[Start of section]

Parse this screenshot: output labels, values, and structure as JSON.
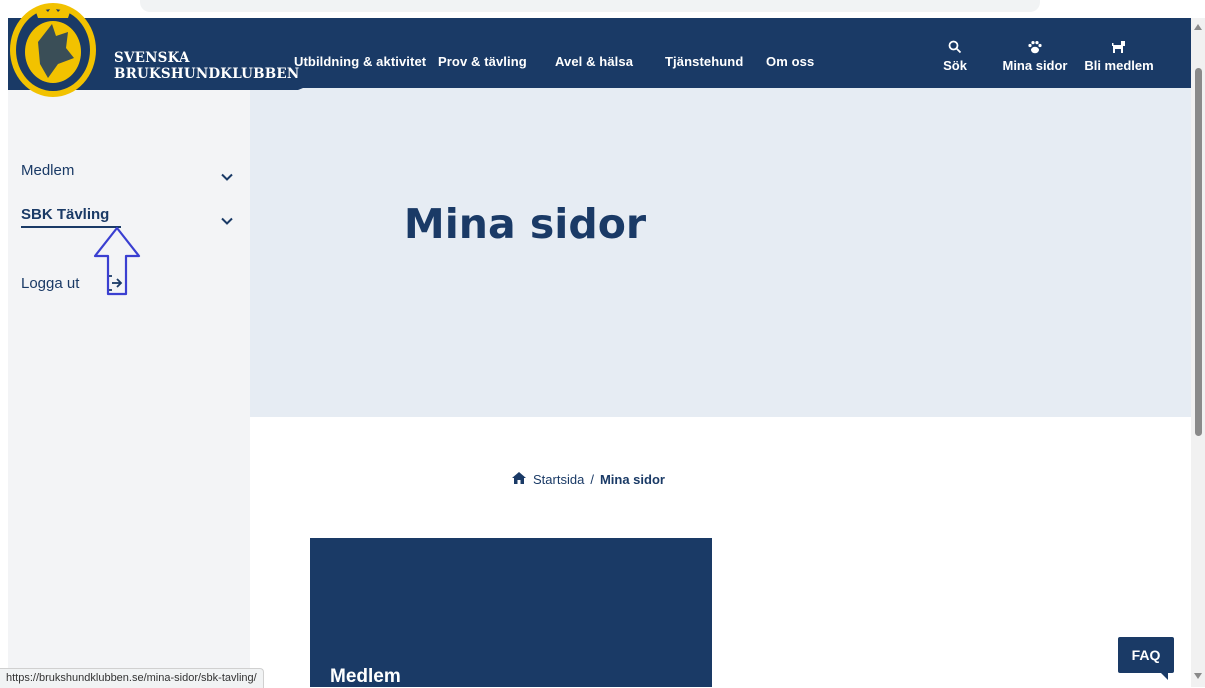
{
  "header": {
    "brand_line1": "SVENSKA",
    "brand_line2": "BRUKSHUNDKLUBBEN",
    "nav": [
      {
        "label": "Utbildning & aktivitet"
      },
      {
        "label": "Prov & tävling"
      },
      {
        "label": "Avel & hälsa"
      },
      {
        "label": "Tjänstehund"
      },
      {
        "label": "Om oss"
      }
    ],
    "icons": [
      {
        "label": "Sök",
        "icon": "search-icon"
      },
      {
        "label": "Mina sidor",
        "icon": "paw-icon"
      },
      {
        "label": "Bli medlem",
        "icon": "dog-icon"
      }
    ]
  },
  "sidebar": {
    "items": [
      {
        "label": "Medlem"
      },
      {
        "label": "SBK Tävling"
      }
    ],
    "logout": "Logga ut"
  },
  "hero": {
    "title": "Mina sidor"
  },
  "breadcrumb": {
    "home": "Startsida",
    "separator": "/",
    "current": "Mina sidor"
  },
  "card": {
    "title": "Medlem"
  },
  "faq": "FAQ",
  "status_url": "https://brukshundklubben.se/mina-sidor/sbk-tavling/",
  "colors": {
    "navy": "#1a3a66",
    "hero_bg": "#e6ecf3",
    "sidebar_bg": "#f3f4f6",
    "logo_yellow": "#f2c200",
    "annotation_arrow": "#3a3fd1"
  }
}
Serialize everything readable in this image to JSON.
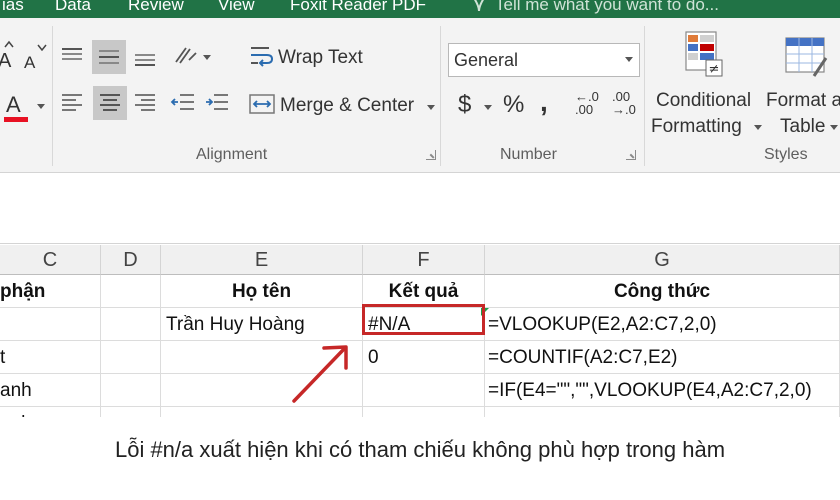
{
  "ribbon_tabs": [
    "ias",
    "Data",
    "Review",
    "View",
    "Foxit Reader PDF"
  ],
  "tell_me": "Tell me what you want to do...",
  "alignment": {
    "wrap_text": "Wrap Text",
    "merge_center": "Merge & Center",
    "group_label": "Alignment"
  },
  "number": {
    "format": "General",
    "currency": "$",
    "percent": "%",
    "comma": ",",
    "inc_decimal": "←.0\n.00",
    "dec_decimal": ".00\n→.0",
    "group_label": "Number"
  },
  "styles": {
    "conditional_1": "Conditional",
    "conditional_2": "Formatting",
    "format_as_1": "Format a",
    "format_as_2": "Table",
    "group_label": "Styles"
  },
  "font_letters": {
    "grow": "A",
    "shrink": "A",
    "color": "A"
  },
  "columns": [
    "C",
    "D",
    "E",
    "F",
    "G"
  ],
  "rows": [
    [
      "phận",
      "",
      "Họ tên",
      "Kết quả",
      "Công thức"
    ],
    [
      "",
      "",
      "Trần Huy Hoàng",
      "#N/A",
      "=VLOOKUP(E2,A2:C7,2,0)"
    ],
    [
      "t",
      "",
      "",
      "0",
      "=COUNTIF(A2:C7,E2)"
    ],
    [
      "anh",
      "",
      "",
      "",
      "=IF(E4=\"\",\"\",VLOOKUP(E4,A2:C7,2,0)"
    ],
    [
      "anh",
      "",
      "",
      "",
      ""
    ]
  ],
  "colors": {
    "ribbon_green": "#217346",
    "error_border": "#c62828",
    "font_red": "#e81123"
  },
  "caption": "Lỗi #n/a xuất hiện khi có tham chiếu không phù hợp trong hàm"
}
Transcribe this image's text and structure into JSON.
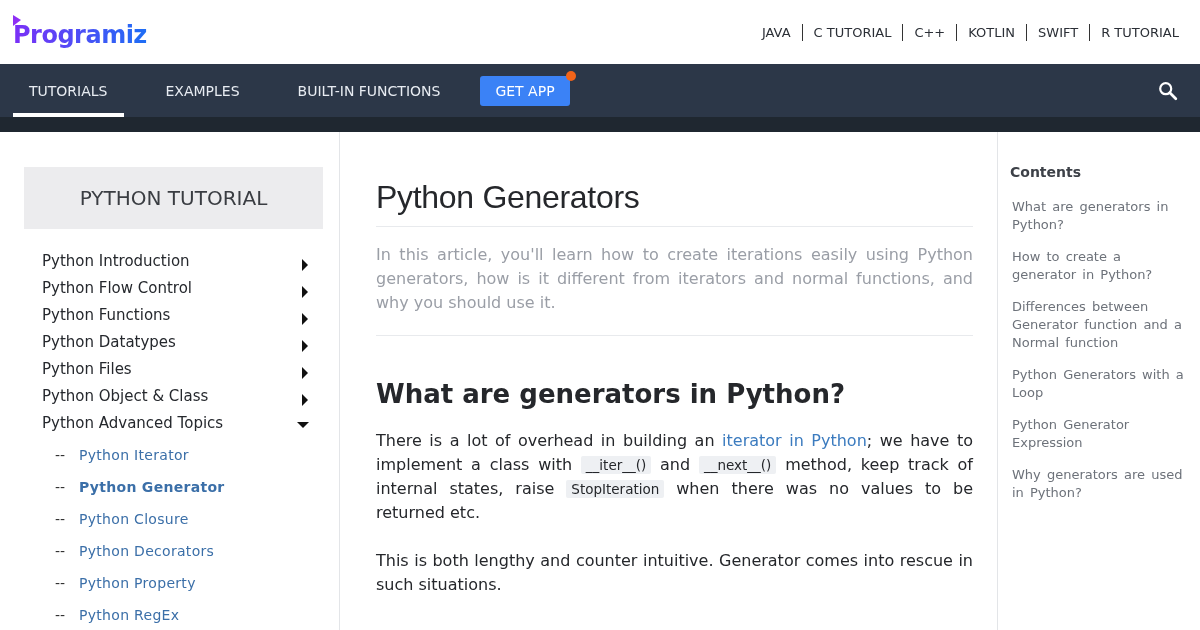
{
  "logo": {
    "text": "Programiz"
  },
  "top_links": [
    "JAVA",
    "C TUTORIAL",
    "C++",
    "KOTLIN",
    "SWIFT",
    "R TUTORIAL"
  ],
  "nav": {
    "tabs": [
      {
        "label": "TUTORIALS",
        "selected": true
      },
      {
        "label": "EXAMPLES",
        "selected": false
      },
      {
        "label": "BUILT-IN FUNCTIONS",
        "selected": false
      }
    ],
    "app_button": {
      "label": "GET APP",
      "notification": true
    }
  },
  "sidebar": {
    "title": "PYTHON TUTORIAL",
    "items": [
      {
        "label": "Python Introduction",
        "expanded": false
      },
      {
        "label": "Python Flow Control",
        "expanded": false
      },
      {
        "label": "Python Functions",
        "expanded": false
      },
      {
        "label": "Python Datatypes",
        "expanded": false
      },
      {
        "label": "Python Files",
        "expanded": false
      },
      {
        "label": "Python Object & Class",
        "expanded": false
      },
      {
        "label": "Python Advanced Topics",
        "expanded": true,
        "children": [
          {
            "prefix": "--",
            "label": "Python Iterator",
            "selected": false
          },
          {
            "prefix": "--",
            "label": "Python Generator",
            "selected": true
          },
          {
            "prefix": "--",
            "label": "Python Closure",
            "selected": false
          },
          {
            "prefix": "--",
            "label": "Python Decorators",
            "selected": false
          },
          {
            "prefix": "--",
            "label": "Python Property",
            "selected": false
          },
          {
            "prefix": "--",
            "label": "Python RegEx",
            "selected": false
          }
        ]
      }
    ]
  },
  "article": {
    "title": "Python Generators",
    "intro": "In this article, you'll learn how to create iterations easily using Python generators, how is it different from iterators and normal functions, and why you should use it.",
    "sections": [
      {
        "heading": "What are generators in Python?",
        "paragraphs": [
          [
            {
              "kind": "text",
              "text": "There is a lot of overhead in building an "
            },
            {
              "kind": "link",
              "text": "iterator in Python"
            },
            {
              "kind": "text",
              "text": "; we have to implement a class with "
            },
            {
              "kind": "code",
              "text": "__iter__()"
            },
            {
              "kind": "text",
              "text": " and "
            },
            {
              "kind": "code",
              "text": "__next__()"
            },
            {
              "kind": "text",
              "text": " method, keep track of internal states, raise "
            },
            {
              "kind": "code",
              "text": "StopIteration"
            },
            {
              "kind": "text",
              "text": " when there was no values to be returned etc."
            }
          ],
          [
            {
              "kind": "text",
              "text": "This is both lengthy and counter intuitive. Generator comes into rescue in such situations."
            }
          ]
        ]
      }
    ]
  },
  "toc": {
    "title": "Contents",
    "items": [
      "What are generators in Python?",
      "How to create a generator in Python?",
      "Differences between Generator function and a Normal function",
      "Python Generators with a Loop",
      "Python Generator Expression",
      "Why generators are used in Python?"
    ]
  }
}
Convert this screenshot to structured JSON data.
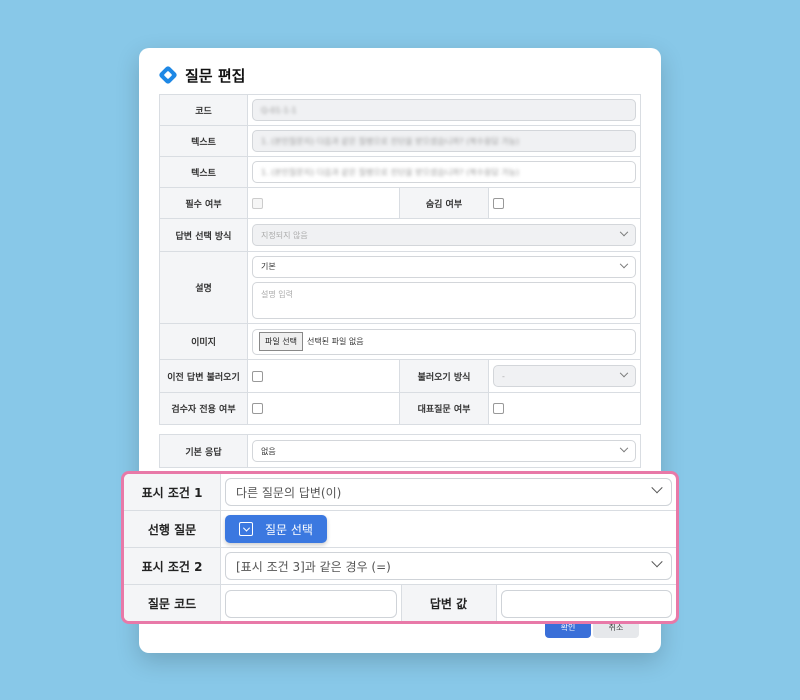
{
  "dialog": {
    "title": "질문 편집",
    "fields": {
      "code_label": "코드",
      "code_value": "Q-01-1-1",
      "text1_label": "텍스트",
      "text1_value": "1. (본인질문지) 다음과 같은 질병으로 진단을 받으셨습니까? (복수응답 가능)",
      "text2_label": "텍스트",
      "text2_value": "1. (본인질문지) 다음과 같은 질병으로 진단을 받으셨습니까? (복수응답 가능)",
      "required_label": "필수 여부",
      "hidden_label": "숨김 여부",
      "answer_method_label": "답변 선택 방식",
      "answer_method_value": "지정되지 않음",
      "description_label": "설명",
      "description_select": "기본",
      "description_placeholder": "설명 입력",
      "image_label": "이미지",
      "file_button": "파일 선택",
      "file_status": "선택된 파일 없음",
      "import_prev_label": "이전 답변 불러오기",
      "import_method_label": "불러오기 방식",
      "import_method_value": "-",
      "reviewer_only_label": "검수자 전용 여부",
      "representative_label": "대표질문 여부",
      "default_answer_label": "기본 응답",
      "default_answer_value": "없음"
    },
    "footer": {
      "confirm": "확인",
      "cancel": "취소"
    }
  },
  "highlight": {
    "condition1_label": "표시 조건 1",
    "condition1_value": "다른 질문의 답변(이)",
    "prev_question_label": "선행 질문",
    "select_question_button": "질문 선택",
    "condition2_label": "표시 조건 2",
    "condition2_value": "[표시 조건 3]과 같은 경우 (=)",
    "question_code_label": "질문 코드",
    "question_code_value": "",
    "answer_value_label": "답변 값",
    "answer_value_value": ""
  },
  "colors": {
    "background": "#88c8e8",
    "accent": "#3b78e0",
    "highlight_border": "#e879a8"
  }
}
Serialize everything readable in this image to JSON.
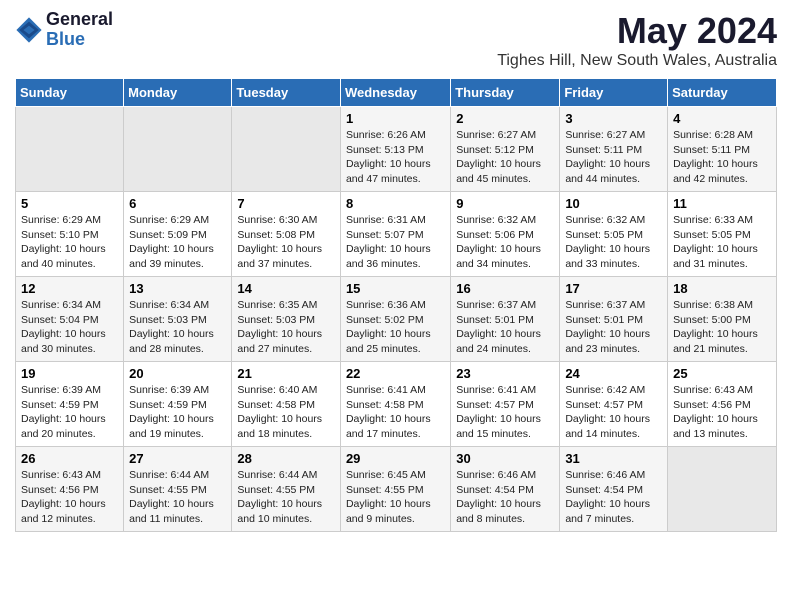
{
  "logo": {
    "general": "General",
    "blue": "Blue"
  },
  "title": "May 2024",
  "location": "Tighes Hill, New South Wales, Australia",
  "days_of_week": [
    "Sunday",
    "Monday",
    "Tuesday",
    "Wednesday",
    "Thursday",
    "Friday",
    "Saturday"
  ],
  "weeks": [
    [
      {
        "day": "",
        "empty": true
      },
      {
        "day": "",
        "empty": true
      },
      {
        "day": "",
        "empty": true
      },
      {
        "day": "1",
        "sunrise": "Sunrise: 6:26 AM",
        "sunset": "Sunset: 5:13 PM",
        "daylight": "Daylight: 10 hours and 47 minutes."
      },
      {
        "day": "2",
        "sunrise": "Sunrise: 6:27 AM",
        "sunset": "Sunset: 5:12 PM",
        "daylight": "Daylight: 10 hours and 45 minutes."
      },
      {
        "day": "3",
        "sunrise": "Sunrise: 6:27 AM",
        "sunset": "Sunset: 5:11 PM",
        "daylight": "Daylight: 10 hours and 44 minutes."
      },
      {
        "day": "4",
        "sunrise": "Sunrise: 6:28 AM",
        "sunset": "Sunset: 5:11 PM",
        "daylight": "Daylight: 10 hours and 42 minutes."
      }
    ],
    [
      {
        "day": "5",
        "sunrise": "Sunrise: 6:29 AM",
        "sunset": "Sunset: 5:10 PM",
        "daylight": "Daylight: 10 hours and 40 minutes."
      },
      {
        "day": "6",
        "sunrise": "Sunrise: 6:29 AM",
        "sunset": "Sunset: 5:09 PM",
        "daylight": "Daylight: 10 hours and 39 minutes."
      },
      {
        "day": "7",
        "sunrise": "Sunrise: 6:30 AM",
        "sunset": "Sunset: 5:08 PM",
        "daylight": "Daylight: 10 hours and 37 minutes."
      },
      {
        "day": "8",
        "sunrise": "Sunrise: 6:31 AM",
        "sunset": "Sunset: 5:07 PM",
        "daylight": "Daylight: 10 hours and 36 minutes."
      },
      {
        "day": "9",
        "sunrise": "Sunrise: 6:32 AM",
        "sunset": "Sunset: 5:06 PM",
        "daylight": "Daylight: 10 hours and 34 minutes."
      },
      {
        "day": "10",
        "sunrise": "Sunrise: 6:32 AM",
        "sunset": "Sunset: 5:05 PM",
        "daylight": "Daylight: 10 hours and 33 minutes."
      },
      {
        "day": "11",
        "sunrise": "Sunrise: 6:33 AM",
        "sunset": "Sunset: 5:05 PM",
        "daylight": "Daylight: 10 hours and 31 minutes."
      }
    ],
    [
      {
        "day": "12",
        "sunrise": "Sunrise: 6:34 AM",
        "sunset": "Sunset: 5:04 PM",
        "daylight": "Daylight: 10 hours and 30 minutes."
      },
      {
        "day": "13",
        "sunrise": "Sunrise: 6:34 AM",
        "sunset": "Sunset: 5:03 PM",
        "daylight": "Daylight: 10 hours and 28 minutes."
      },
      {
        "day": "14",
        "sunrise": "Sunrise: 6:35 AM",
        "sunset": "Sunset: 5:03 PM",
        "daylight": "Daylight: 10 hours and 27 minutes."
      },
      {
        "day": "15",
        "sunrise": "Sunrise: 6:36 AM",
        "sunset": "Sunset: 5:02 PM",
        "daylight": "Daylight: 10 hours and 25 minutes."
      },
      {
        "day": "16",
        "sunrise": "Sunrise: 6:37 AM",
        "sunset": "Sunset: 5:01 PM",
        "daylight": "Daylight: 10 hours and 24 minutes."
      },
      {
        "day": "17",
        "sunrise": "Sunrise: 6:37 AM",
        "sunset": "Sunset: 5:01 PM",
        "daylight": "Daylight: 10 hours and 23 minutes."
      },
      {
        "day": "18",
        "sunrise": "Sunrise: 6:38 AM",
        "sunset": "Sunset: 5:00 PM",
        "daylight": "Daylight: 10 hours and 21 minutes."
      }
    ],
    [
      {
        "day": "19",
        "sunrise": "Sunrise: 6:39 AM",
        "sunset": "Sunset: 4:59 PM",
        "daylight": "Daylight: 10 hours and 20 minutes."
      },
      {
        "day": "20",
        "sunrise": "Sunrise: 6:39 AM",
        "sunset": "Sunset: 4:59 PM",
        "daylight": "Daylight: 10 hours and 19 minutes."
      },
      {
        "day": "21",
        "sunrise": "Sunrise: 6:40 AM",
        "sunset": "Sunset: 4:58 PM",
        "daylight": "Daylight: 10 hours and 18 minutes."
      },
      {
        "day": "22",
        "sunrise": "Sunrise: 6:41 AM",
        "sunset": "Sunset: 4:58 PM",
        "daylight": "Daylight: 10 hours and 17 minutes."
      },
      {
        "day": "23",
        "sunrise": "Sunrise: 6:41 AM",
        "sunset": "Sunset: 4:57 PM",
        "daylight": "Daylight: 10 hours and 15 minutes."
      },
      {
        "day": "24",
        "sunrise": "Sunrise: 6:42 AM",
        "sunset": "Sunset: 4:57 PM",
        "daylight": "Daylight: 10 hours and 14 minutes."
      },
      {
        "day": "25",
        "sunrise": "Sunrise: 6:43 AM",
        "sunset": "Sunset: 4:56 PM",
        "daylight": "Daylight: 10 hours and 13 minutes."
      }
    ],
    [
      {
        "day": "26",
        "sunrise": "Sunrise: 6:43 AM",
        "sunset": "Sunset: 4:56 PM",
        "daylight": "Daylight: 10 hours and 12 minutes."
      },
      {
        "day": "27",
        "sunrise": "Sunrise: 6:44 AM",
        "sunset": "Sunset: 4:55 PM",
        "daylight": "Daylight: 10 hours and 11 minutes."
      },
      {
        "day": "28",
        "sunrise": "Sunrise: 6:44 AM",
        "sunset": "Sunset: 4:55 PM",
        "daylight": "Daylight: 10 hours and 10 minutes."
      },
      {
        "day": "29",
        "sunrise": "Sunrise: 6:45 AM",
        "sunset": "Sunset: 4:55 PM",
        "daylight": "Daylight: 10 hours and 9 minutes."
      },
      {
        "day": "30",
        "sunrise": "Sunrise: 6:46 AM",
        "sunset": "Sunset: 4:54 PM",
        "daylight": "Daylight: 10 hours and 8 minutes."
      },
      {
        "day": "31",
        "sunrise": "Sunrise: 6:46 AM",
        "sunset": "Sunset: 4:54 PM",
        "daylight": "Daylight: 10 hours and 7 minutes."
      },
      {
        "day": "",
        "empty": true
      }
    ]
  ]
}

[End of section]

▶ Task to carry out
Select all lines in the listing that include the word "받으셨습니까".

▶ Answer to the exercise
      "text1_value": "1. (본인질문지) 다음과 같은 질병으로 진단을 받으셨습니까? (복수응답 가능)",
      "text2_value": "1. (본인질문지) 다음과 같은 질병으로 진단을 받으셨습니까? (복수응답 가능)",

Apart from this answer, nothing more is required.